There's a thing about climate change and a rising sea level that took me a while to grasp... a lot of the water isn't actually in the sea. As more water accumulates in the sea and the temperature rises, more energy is also being stored in the sea. Now, we are seeing more of that sea and energy transferred to the land.
"Climate change is in general increasing the frequency and intensity of heavy rainfall storms," said Andreas Prein, a project scientist with the National Center for Atmospheric Research. "If you look at the records, mostly it's the water that kills most people."
"The ingredients are there for a real catastrophe if the flood control infrastructure simply gets overwhelmed," he said.
The New York Times reported: In recent years, researchers have found that hurricanes have lingered longer and dumped more rainfall -- a sign of climate change, said Christina Patricola, a research scientist at Lawrence Berkeley National Laboratory, and a co-author of a study that found that climate change is making tropical cyclones wetter.
Though storms can form at any time, the Atlantic hurricane season stretches from June 1 through Nov. 30 because that is typically when the Atlantic Ocean's waters are warm enough to sustain storms.

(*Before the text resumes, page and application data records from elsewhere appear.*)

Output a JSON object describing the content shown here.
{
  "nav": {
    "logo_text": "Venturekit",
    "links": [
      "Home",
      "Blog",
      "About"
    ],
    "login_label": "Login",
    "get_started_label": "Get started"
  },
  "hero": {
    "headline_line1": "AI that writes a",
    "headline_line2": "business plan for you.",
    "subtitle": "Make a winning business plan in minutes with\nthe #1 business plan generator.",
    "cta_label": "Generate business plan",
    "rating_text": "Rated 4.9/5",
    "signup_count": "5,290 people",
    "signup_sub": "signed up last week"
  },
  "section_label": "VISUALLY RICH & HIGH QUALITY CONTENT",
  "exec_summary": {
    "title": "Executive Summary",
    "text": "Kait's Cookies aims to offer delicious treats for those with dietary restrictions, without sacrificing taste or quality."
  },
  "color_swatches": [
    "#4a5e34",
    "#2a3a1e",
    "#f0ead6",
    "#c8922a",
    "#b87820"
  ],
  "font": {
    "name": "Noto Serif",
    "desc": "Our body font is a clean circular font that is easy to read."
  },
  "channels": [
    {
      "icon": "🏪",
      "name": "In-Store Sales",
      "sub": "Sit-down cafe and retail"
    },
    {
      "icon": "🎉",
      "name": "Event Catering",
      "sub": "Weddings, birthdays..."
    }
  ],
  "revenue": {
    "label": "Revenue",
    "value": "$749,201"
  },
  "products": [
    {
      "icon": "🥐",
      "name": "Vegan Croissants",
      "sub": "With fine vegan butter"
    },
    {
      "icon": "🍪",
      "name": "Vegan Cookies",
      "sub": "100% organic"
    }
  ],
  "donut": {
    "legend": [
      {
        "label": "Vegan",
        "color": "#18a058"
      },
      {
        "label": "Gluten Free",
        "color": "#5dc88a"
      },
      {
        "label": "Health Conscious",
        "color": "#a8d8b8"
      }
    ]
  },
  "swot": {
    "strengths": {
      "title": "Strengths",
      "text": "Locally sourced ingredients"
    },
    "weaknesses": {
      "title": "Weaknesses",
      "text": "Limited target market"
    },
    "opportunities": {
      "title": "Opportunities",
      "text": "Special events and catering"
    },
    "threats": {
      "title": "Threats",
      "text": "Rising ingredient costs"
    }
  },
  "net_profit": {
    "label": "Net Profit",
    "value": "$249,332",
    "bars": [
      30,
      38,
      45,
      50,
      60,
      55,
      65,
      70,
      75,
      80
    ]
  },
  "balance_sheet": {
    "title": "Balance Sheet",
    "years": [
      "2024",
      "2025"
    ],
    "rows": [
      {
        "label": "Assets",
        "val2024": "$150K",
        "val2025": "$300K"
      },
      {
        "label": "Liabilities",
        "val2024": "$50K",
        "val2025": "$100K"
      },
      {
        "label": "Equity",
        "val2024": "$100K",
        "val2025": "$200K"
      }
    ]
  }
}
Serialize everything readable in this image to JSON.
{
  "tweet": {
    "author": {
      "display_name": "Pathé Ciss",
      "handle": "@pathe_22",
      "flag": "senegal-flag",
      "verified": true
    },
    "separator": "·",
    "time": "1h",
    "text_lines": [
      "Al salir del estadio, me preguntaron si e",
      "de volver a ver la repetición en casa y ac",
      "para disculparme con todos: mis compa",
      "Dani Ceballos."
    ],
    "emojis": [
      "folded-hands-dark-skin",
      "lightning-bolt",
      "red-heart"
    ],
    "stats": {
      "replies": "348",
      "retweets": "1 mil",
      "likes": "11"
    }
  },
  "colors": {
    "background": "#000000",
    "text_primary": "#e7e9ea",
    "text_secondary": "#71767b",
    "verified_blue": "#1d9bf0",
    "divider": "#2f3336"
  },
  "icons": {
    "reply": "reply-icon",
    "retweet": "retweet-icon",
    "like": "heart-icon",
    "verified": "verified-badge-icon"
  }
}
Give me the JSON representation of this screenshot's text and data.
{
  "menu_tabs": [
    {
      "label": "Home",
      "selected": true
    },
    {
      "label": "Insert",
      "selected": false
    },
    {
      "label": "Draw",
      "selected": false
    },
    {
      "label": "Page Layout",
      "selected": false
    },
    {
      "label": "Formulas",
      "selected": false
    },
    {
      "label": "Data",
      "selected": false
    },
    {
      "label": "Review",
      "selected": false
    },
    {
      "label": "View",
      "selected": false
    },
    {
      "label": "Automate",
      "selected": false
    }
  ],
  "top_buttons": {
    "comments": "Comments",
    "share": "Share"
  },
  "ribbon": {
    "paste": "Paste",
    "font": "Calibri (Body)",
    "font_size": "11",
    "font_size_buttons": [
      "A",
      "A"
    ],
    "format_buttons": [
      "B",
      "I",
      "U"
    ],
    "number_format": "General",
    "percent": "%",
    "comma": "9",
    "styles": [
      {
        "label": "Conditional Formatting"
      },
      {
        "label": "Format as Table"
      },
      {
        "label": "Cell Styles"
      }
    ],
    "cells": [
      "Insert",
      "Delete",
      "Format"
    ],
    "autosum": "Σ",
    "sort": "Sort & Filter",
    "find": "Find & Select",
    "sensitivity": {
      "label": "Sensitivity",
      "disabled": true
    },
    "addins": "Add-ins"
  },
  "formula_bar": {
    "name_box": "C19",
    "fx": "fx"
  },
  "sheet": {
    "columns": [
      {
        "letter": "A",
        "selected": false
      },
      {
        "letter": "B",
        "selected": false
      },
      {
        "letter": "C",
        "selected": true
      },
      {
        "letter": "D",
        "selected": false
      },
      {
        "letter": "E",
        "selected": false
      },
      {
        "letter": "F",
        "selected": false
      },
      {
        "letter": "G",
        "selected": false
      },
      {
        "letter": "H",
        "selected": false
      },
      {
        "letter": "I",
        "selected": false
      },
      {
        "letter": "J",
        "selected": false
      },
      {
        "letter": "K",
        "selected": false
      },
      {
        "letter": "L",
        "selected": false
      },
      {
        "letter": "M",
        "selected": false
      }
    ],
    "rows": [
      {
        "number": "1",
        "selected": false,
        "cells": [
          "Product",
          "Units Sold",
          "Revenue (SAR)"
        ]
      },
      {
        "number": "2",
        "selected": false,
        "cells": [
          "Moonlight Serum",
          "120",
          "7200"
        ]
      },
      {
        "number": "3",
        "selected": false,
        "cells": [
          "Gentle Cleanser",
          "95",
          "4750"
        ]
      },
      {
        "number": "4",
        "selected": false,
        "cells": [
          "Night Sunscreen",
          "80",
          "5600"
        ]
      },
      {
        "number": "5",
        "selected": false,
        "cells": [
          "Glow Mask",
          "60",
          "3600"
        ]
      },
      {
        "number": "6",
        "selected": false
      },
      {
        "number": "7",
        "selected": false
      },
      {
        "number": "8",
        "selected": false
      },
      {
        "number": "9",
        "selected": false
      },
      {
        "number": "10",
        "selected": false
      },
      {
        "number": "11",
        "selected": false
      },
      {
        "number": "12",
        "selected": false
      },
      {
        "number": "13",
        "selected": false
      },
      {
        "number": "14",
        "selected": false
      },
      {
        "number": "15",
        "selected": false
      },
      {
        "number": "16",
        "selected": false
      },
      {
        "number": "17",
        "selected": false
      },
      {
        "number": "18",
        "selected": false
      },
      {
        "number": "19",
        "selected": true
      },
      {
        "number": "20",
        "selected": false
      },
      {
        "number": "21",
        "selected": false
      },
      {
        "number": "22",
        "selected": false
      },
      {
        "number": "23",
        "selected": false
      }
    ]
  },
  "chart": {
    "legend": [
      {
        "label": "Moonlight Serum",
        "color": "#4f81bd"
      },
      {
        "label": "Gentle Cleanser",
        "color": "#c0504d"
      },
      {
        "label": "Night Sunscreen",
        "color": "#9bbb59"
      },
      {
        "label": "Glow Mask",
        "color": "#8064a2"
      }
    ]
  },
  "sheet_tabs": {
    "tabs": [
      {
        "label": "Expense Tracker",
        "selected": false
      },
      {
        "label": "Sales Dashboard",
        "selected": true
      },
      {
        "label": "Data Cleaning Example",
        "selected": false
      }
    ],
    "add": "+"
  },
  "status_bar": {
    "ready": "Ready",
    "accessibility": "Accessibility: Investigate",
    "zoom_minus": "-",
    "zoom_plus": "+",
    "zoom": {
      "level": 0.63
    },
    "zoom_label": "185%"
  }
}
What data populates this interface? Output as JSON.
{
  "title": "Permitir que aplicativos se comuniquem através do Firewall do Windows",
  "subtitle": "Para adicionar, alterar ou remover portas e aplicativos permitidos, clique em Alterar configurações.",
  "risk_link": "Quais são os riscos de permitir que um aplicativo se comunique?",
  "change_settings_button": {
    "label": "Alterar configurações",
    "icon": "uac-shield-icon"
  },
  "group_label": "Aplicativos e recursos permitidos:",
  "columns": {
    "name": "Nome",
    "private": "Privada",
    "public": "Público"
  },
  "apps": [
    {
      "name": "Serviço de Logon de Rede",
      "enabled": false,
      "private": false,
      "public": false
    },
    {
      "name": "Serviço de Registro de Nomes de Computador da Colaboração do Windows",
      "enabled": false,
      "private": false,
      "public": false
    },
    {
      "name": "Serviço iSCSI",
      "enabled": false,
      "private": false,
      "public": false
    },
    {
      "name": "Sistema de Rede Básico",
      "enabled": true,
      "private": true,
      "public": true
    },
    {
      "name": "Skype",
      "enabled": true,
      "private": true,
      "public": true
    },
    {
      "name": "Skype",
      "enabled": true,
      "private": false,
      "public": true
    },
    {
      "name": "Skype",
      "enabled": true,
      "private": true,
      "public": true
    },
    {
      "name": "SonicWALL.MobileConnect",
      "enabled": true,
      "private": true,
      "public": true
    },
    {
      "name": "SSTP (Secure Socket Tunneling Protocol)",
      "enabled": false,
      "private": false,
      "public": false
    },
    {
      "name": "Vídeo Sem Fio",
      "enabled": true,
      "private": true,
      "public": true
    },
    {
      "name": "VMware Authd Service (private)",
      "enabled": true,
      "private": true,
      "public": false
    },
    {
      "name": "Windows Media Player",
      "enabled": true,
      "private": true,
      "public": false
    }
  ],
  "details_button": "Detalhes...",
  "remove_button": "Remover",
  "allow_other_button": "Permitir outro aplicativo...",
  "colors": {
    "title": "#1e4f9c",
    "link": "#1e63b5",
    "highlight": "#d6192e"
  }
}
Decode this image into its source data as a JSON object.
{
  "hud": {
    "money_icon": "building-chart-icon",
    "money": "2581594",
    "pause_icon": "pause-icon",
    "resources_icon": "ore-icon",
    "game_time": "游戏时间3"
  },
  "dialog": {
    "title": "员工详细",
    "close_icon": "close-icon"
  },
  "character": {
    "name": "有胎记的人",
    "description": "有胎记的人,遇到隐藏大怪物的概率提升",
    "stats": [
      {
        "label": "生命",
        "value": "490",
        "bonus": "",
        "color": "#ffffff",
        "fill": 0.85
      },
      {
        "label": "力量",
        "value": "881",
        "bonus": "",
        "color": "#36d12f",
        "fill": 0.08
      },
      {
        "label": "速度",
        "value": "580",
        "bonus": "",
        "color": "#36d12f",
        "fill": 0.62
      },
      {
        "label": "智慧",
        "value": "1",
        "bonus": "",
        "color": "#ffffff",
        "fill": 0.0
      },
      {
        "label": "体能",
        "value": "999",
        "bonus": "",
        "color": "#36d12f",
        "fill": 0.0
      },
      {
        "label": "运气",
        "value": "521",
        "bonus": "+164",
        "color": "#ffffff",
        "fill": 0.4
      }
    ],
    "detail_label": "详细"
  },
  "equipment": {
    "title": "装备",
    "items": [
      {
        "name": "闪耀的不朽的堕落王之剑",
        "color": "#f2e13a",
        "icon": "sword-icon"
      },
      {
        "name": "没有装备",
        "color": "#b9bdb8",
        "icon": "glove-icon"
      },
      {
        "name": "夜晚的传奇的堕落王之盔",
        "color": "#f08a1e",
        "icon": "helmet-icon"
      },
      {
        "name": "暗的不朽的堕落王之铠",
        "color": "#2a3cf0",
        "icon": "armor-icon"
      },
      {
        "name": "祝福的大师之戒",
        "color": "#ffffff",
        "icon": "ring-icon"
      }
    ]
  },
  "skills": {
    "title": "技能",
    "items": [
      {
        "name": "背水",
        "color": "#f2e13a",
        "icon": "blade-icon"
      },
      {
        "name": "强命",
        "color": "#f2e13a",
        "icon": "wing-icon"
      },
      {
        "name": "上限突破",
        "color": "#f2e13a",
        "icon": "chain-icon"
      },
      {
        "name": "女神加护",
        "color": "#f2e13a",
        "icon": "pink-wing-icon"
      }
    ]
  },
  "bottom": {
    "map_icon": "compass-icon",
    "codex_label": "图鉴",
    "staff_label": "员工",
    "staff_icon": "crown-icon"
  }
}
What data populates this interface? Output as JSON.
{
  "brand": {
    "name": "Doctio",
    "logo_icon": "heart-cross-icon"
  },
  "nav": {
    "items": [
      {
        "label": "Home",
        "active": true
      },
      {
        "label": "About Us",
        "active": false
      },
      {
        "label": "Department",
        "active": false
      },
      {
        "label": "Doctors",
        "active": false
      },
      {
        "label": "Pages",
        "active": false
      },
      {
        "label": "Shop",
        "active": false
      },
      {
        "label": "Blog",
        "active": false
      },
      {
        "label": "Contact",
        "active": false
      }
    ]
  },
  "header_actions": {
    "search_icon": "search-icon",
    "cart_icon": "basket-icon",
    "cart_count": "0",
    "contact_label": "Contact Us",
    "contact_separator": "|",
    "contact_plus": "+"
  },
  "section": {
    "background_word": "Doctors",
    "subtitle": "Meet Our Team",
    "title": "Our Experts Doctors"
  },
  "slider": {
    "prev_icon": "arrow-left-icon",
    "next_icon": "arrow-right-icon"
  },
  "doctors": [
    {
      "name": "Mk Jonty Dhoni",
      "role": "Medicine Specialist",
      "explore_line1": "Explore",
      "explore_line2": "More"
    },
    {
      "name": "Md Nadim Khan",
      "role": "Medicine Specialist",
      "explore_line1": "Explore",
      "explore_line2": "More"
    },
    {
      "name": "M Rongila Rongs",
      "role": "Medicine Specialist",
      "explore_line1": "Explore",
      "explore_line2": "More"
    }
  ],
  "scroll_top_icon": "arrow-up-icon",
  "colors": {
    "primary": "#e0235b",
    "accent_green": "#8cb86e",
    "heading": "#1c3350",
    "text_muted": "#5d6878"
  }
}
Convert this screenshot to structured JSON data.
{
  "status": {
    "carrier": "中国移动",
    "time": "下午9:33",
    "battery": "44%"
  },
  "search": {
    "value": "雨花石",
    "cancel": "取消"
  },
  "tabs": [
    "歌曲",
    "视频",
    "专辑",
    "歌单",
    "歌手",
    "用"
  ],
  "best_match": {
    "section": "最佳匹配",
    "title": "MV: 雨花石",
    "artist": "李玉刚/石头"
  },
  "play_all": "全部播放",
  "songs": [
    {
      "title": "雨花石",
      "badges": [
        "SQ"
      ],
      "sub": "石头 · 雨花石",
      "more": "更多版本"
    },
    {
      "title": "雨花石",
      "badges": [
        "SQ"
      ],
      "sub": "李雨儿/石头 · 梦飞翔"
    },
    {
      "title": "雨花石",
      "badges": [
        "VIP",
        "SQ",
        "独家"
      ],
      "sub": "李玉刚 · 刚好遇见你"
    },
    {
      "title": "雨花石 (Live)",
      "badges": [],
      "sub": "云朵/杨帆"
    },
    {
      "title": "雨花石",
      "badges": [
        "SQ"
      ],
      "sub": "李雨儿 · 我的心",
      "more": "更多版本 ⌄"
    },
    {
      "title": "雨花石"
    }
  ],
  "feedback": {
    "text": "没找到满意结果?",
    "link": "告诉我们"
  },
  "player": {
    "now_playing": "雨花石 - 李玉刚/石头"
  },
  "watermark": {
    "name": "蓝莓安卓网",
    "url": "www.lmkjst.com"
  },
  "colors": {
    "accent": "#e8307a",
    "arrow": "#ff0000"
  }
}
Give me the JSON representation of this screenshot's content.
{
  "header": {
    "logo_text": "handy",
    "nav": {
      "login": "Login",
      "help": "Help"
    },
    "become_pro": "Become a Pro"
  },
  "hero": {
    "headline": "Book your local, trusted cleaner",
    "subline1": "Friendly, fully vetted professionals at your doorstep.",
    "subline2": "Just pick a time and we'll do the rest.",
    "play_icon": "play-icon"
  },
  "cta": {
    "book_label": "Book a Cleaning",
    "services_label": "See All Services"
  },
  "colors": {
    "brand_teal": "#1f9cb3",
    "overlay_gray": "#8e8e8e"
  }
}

But the oceans are now warmer than ever: They have absorbed more than 90 percent of the heat caused by human-released greenhouse gas emissions.
More energy is being stored in the sea. One of the results is higher sea level. But another is more intense rain on land, the water comes inland through the air as well. As you may have noticed, the rising sea level is causing flooding in Pennsylvania, as well as, sinking the shore.
Do you need flood insurance?